## DATA SUPPLIED
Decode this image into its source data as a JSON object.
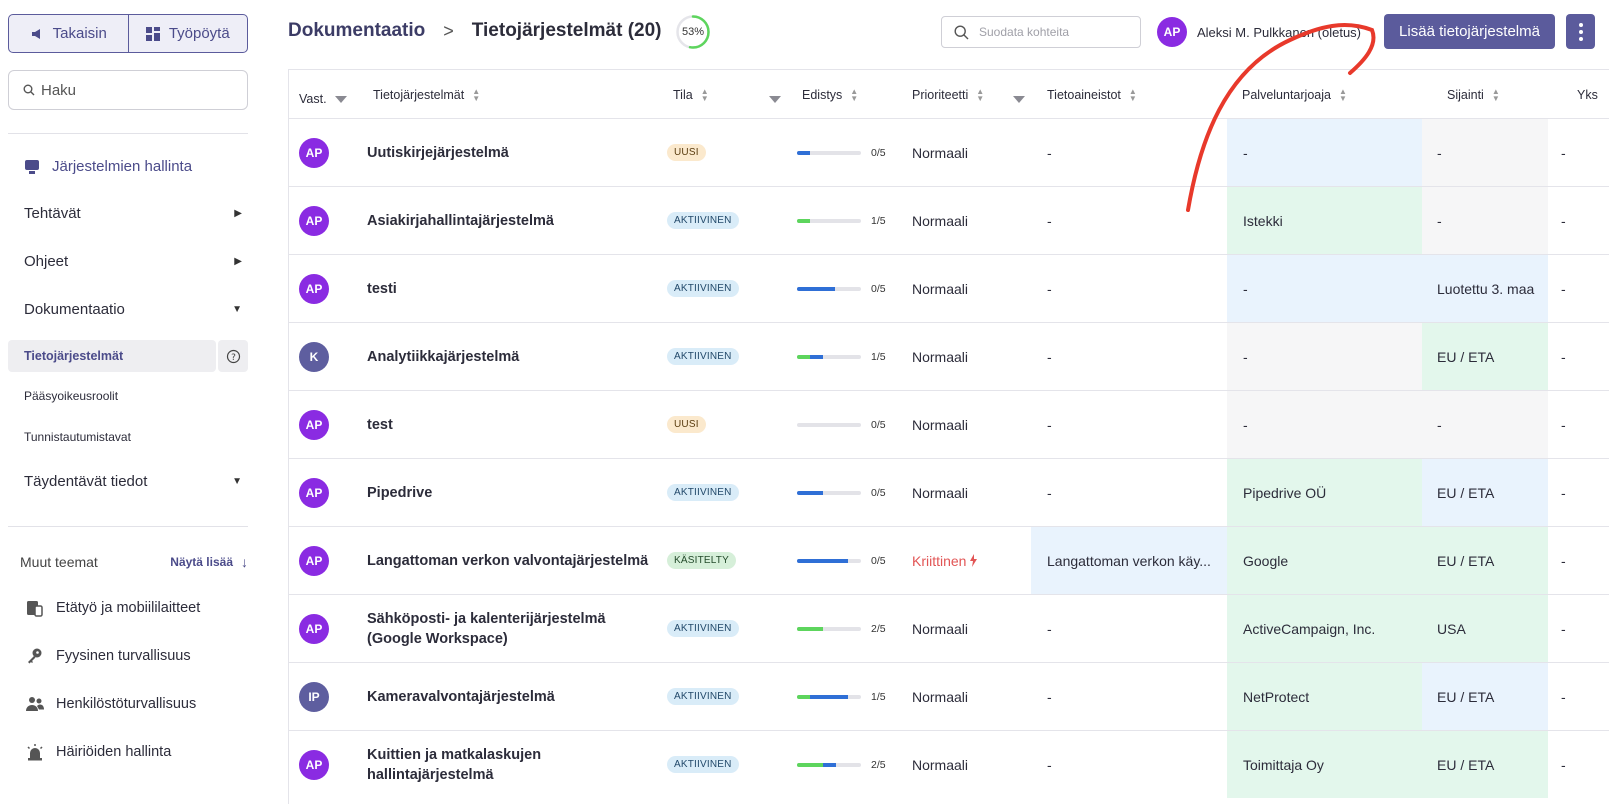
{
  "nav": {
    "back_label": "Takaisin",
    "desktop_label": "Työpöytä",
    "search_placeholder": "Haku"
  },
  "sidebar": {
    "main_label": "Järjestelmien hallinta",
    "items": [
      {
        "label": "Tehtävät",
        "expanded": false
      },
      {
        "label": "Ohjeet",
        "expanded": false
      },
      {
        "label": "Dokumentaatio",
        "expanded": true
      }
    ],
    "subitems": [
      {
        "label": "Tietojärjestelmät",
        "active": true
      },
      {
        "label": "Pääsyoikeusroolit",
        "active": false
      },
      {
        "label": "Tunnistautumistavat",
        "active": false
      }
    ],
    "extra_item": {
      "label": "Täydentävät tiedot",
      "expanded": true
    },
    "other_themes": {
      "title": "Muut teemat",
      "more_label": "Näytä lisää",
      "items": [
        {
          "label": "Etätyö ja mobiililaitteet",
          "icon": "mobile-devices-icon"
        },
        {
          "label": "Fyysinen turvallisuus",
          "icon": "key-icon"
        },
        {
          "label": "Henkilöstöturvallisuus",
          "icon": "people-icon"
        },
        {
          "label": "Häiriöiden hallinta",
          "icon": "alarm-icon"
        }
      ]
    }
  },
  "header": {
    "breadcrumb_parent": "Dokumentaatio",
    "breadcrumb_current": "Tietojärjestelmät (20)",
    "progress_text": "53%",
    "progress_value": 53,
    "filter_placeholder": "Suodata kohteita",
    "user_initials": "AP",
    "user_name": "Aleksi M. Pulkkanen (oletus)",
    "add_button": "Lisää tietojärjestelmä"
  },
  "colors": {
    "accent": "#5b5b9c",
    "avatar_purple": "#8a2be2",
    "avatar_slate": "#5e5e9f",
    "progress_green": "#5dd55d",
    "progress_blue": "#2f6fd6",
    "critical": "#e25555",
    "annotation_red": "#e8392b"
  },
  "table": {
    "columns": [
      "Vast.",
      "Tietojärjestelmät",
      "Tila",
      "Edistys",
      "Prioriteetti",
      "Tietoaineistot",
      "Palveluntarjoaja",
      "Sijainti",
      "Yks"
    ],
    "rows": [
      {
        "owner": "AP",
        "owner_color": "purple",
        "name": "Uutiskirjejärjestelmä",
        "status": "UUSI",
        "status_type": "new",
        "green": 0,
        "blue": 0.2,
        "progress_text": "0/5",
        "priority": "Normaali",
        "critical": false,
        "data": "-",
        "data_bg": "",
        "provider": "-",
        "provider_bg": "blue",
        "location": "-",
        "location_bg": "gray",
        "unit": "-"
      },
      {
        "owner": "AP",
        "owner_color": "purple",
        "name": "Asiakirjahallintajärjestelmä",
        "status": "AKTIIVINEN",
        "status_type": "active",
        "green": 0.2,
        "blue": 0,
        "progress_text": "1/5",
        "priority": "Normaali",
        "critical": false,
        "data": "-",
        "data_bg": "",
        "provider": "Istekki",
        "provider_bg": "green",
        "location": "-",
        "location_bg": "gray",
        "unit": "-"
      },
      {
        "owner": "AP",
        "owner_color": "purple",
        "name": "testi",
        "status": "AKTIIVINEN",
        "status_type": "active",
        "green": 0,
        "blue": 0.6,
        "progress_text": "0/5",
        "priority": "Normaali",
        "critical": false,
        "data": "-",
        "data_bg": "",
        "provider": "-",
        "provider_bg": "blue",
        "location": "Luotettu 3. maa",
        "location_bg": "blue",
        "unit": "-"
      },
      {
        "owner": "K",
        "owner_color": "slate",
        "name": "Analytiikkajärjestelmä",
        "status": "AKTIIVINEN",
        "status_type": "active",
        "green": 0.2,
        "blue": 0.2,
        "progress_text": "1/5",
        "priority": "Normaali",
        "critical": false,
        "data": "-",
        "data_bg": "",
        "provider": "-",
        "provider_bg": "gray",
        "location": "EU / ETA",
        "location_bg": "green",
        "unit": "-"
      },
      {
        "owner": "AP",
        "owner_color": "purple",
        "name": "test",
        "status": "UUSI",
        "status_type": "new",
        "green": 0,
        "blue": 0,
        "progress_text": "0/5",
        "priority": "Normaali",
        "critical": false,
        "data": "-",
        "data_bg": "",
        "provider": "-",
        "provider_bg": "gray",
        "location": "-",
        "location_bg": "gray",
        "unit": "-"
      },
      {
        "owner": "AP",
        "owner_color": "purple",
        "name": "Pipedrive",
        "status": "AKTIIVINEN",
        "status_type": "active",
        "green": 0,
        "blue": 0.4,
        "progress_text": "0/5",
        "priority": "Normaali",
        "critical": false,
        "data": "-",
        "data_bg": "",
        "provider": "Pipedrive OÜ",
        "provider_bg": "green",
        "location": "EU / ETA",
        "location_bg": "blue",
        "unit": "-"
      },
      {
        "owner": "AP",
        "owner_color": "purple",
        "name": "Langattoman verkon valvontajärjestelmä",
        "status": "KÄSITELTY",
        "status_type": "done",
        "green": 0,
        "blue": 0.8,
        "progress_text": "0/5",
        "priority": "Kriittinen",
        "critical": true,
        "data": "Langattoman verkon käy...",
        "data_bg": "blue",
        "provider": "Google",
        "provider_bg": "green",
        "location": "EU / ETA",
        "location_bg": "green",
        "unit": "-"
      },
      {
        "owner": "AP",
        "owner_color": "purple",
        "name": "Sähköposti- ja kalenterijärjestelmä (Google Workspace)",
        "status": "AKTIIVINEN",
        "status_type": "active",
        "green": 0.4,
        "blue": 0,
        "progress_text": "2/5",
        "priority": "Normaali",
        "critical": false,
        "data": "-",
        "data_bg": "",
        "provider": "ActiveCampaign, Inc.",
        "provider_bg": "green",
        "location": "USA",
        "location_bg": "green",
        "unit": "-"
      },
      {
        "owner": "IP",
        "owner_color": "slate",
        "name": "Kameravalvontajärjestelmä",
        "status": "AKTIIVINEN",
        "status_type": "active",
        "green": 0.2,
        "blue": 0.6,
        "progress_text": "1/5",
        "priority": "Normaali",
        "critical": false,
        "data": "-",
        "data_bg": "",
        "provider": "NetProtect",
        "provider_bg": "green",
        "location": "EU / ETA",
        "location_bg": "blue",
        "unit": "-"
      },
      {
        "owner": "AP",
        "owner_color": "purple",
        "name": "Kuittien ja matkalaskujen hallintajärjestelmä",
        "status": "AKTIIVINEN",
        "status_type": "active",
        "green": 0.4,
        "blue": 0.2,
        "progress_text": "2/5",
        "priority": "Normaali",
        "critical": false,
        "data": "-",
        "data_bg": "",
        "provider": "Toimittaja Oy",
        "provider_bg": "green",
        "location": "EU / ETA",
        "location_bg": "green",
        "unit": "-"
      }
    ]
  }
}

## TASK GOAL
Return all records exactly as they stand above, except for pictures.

## SOLUTION
Decode this image into its source data as a JSON object.
{
  "nav": {
    "back_label": "Takaisin",
    "desktop_label": "Työpöytä",
    "search_placeholder": "Haku"
  },
  "sidebar": {
    "main_label": "Järjestelmien hallinta",
    "items": [
      {
        "label": "Tehtävät",
        "expanded": false
      },
      {
        "label": "Ohjeet",
        "expanded": false
      },
      {
        "label": "Dokumentaatio",
        "expanded": true
      }
    ],
    "subitems": [
      {
        "label": "Tietojärjestelmät",
        "active": true
      },
      {
        "label": "Pääsyoikeusroolit",
        "active": false
      },
      {
        "label": "Tunnistautumistavat",
        "active": false
      }
    ],
    "extra_item": {
      "label": "Täydentävät tiedot",
      "expanded": true
    },
    "other_themes": {
      "title": "Muut teemat",
      "more_label": "Näytä lisää",
      "items": [
        {
          "label": "Etätyö ja mobiililaitteet",
          "icon": "mobile-devices-icon"
        },
        {
          "label": "Fyysinen turvallisuus",
          "icon": "key-icon"
        },
        {
          "label": "Henkilöstöturvallisuus",
          "icon": "people-icon"
        },
        {
          "label": "Häiriöiden hallinta",
          "icon": "alarm-icon"
        }
      ]
    }
  },
  "header": {
    "breadcrumb_parent": "Dokumentaatio",
    "breadcrumb_current": "Tietojärjestelmät (20)",
    "progress_text": "53%",
    "progress_value": 53,
    "filter_placeholder": "Suodata kohteita",
    "user_initials": "AP",
    "user_name": "Aleksi M. Pulkkanen (oletus)",
    "add_button": "Lisää tietojärjestelmä"
  },
  "colors": {
    "accent": "#5b5b9c",
    "avatar_purple": "#8a2be2",
    "avatar_slate": "#5e5e9f",
    "progress_green": "#5dd55d",
    "progress_blue": "#2f6fd6",
    "critical": "#e25555",
    "annotation_red": "#e8392b"
  },
  "table": {
    "columns": [
      "Vast.",
      "Tietojärjestelmät",
      "Tila",
      "Edistys",
      "Prioriteetti",
      "Tietoaineistot",
      "Palveluntarjoaja",
      "Sijainti",
      "Yks"
    ],
    "rows": [
      {
        "owner": "AP",
        "owner_color": "purple",
        "name": "Uutiskirjejärjestelmä",
        "status": "UUSI",
        "status_type": "new",
        "green": 0,
        "blue": 0.2,
        "progress_text": "0/5",
        "priority": "Normaali",
        "critical": false,
        "data": "-",
        "data_bg": "",
        "provider": "-",
        "provider_bg": "blue",
        "location": "-",
        "location_bg": "gray",
        "unit": "-"
      },
      {
        "owner": "AP",
        "owner_color": "purple",
        "name": "Asiakirjahallintajärjestelmä",
        "status": "AKTIIVINEN",
        "status_type": "active",
        "green": 0.2,
        "blue": 0,
        "progress_text": "1/5",
        "priority": "Normaali",
        "critical": false,
        "data": "-",
        "data_bg": "",
        "provider": "Istekki",
        "provider_bg": "green",
        "location": "-",
        "location_bg": "gray",
        "unit": "-"
      },
      {
        "owner": "AP",
        "owner_color": "purple",
        "name": "testi",
        "status": "AKTIIVINEN",
        "status_type": "active",
        "green": 0,
        "blue": 0.6,
        "progress_text": "0/5",
        "priority": "Normaali",
        "critical": false,
        "data": "-",
        "data_bg": "",
        "provider": "-",
        "provider_bg": "blue",
        "location": "Luotettu 3. maa",
        "location_bg": "blue",
        "unit": "-"
      },
      {
        "owner": "K",
        "owner_color": "slate",
        "name": "Analytiikkajärjestelmä",
        "status": "AKTIIVINEN",
        "status_type": "active",
        "green": 0.2,
        "blue": 0.2,
        "progress_text": "1/5",
        "priority": "Normaali",
        "critical": false,
        "data": "-",
        "data_bg": "",
        "provider": "-",
        "provider_bg": "gray",
        "location": "EU / ETA",
        "location_bg": "green",
        "unit": "-"
      },
      {
        "owner": "AP",
        "owner_color": "purple",
        "name": "test",
        "status": "UUSI",
        "status_type": "new",
        "green": 0,
        "blue": 0,
        "progress_text": "0/5",
        "priority": "Normaali",
        "critical": false,
        "data": "-",
        "data_bg": "",
        "provider": "-",
        "provider_bg": "gray",
        "location": "-",
        "location_bg": "gray",
        "unit": "-"
      },
      {
        "owner": "AP",
        "owner_color": "purple",
        "name": "Pipedrive",
        "status": "AKTIIVINEN",
        "status_type": "active",
        "green": 0,
        "blue": 0.4,
        "progress_text": "0/5",
        "priority": "Normaali",
        "critical": false,
        "data": "-",
        "data_bg": "",
        "provider": "Pipedrive OÜ",
        "provider_bg": "green",
        "location": "EU / ETA",
        "location_bg": "blue",
        "unit": "-"
      },
      {
        "owner": "AP",
        "owner_color": "purple",
        "name": "Langattoman verkon valvontajärjestelmä",
        "status": "KÄSITELTY",
        "status_type": "done",
        "green": 0,
        "blue": 0.8,
        "progress_text": "0/5",
        "priority": "Kriittinen",
        "critical": true,
        "data": "Langattoman verkon käy...",
        "data_bg": "blue",
        "provider": "Google",
        "provider_bg": "green",
        "location": "EU / ETA",
        "location_bg": "green",
        "unit": "-"
      },
      {
        "owner": "AP",
        "owner_color": "purple",
        "name": "Sähköposti- ja kalenterijärjestelmä (Google Workspace)",
        "status": "AKTIIVINEN",
        "status_type": "active",
        "green": 0.4,
        "blue": 0,
        "progress_text": "2/5",
        "priority": "Normaali",
        "critical": false,
        "data": "-",
        "data_bg": "",
        "provider": "ActiveCampaign, Inc.",
        "provider_bg": "green",
        "location": "USA",
        "location_bg": "green",
        "unit": "-"
      },
      {
        "owner": "IP",
        "owner_color": "slate",
        "name": "Kameravalvontajärjestelmä",
        "status": "AKTIIVINEN",
        "status_type": "active",
        "green": 0.2,
        "blue": 0.6,
        "progress_text": "1/5",
        "priority": "Normaali",
        "critical": false,
        "data": "-",
        "data_bg": "",
        "provider": "NetProtect",
        "provider_bg": "green",
        "location": "EU / ETA",
        "location_bg": "blue",
        "unit": "-"
      },
      {
        "owner": "AP",
        "owner_color": "purple",
        "name": "Kuittien ja matkalaskujen hallintajärjestelmä",
        "status": "AKTIIVINEN",
        "status_type": "active",
        "green": 0.4,
        "blue": 0.2,
        "progress_text": "2/5",
        "priority": "Normaali",
        "critical": false,
        "data": "-",
        "data_bg": "",
        "provider": "Toimittaja Oy",
        "provider_bg": "green",
        "location": "EU / ETA",
        "location_bg": "green",
        "unit": "-"
      }
    ]
  }
}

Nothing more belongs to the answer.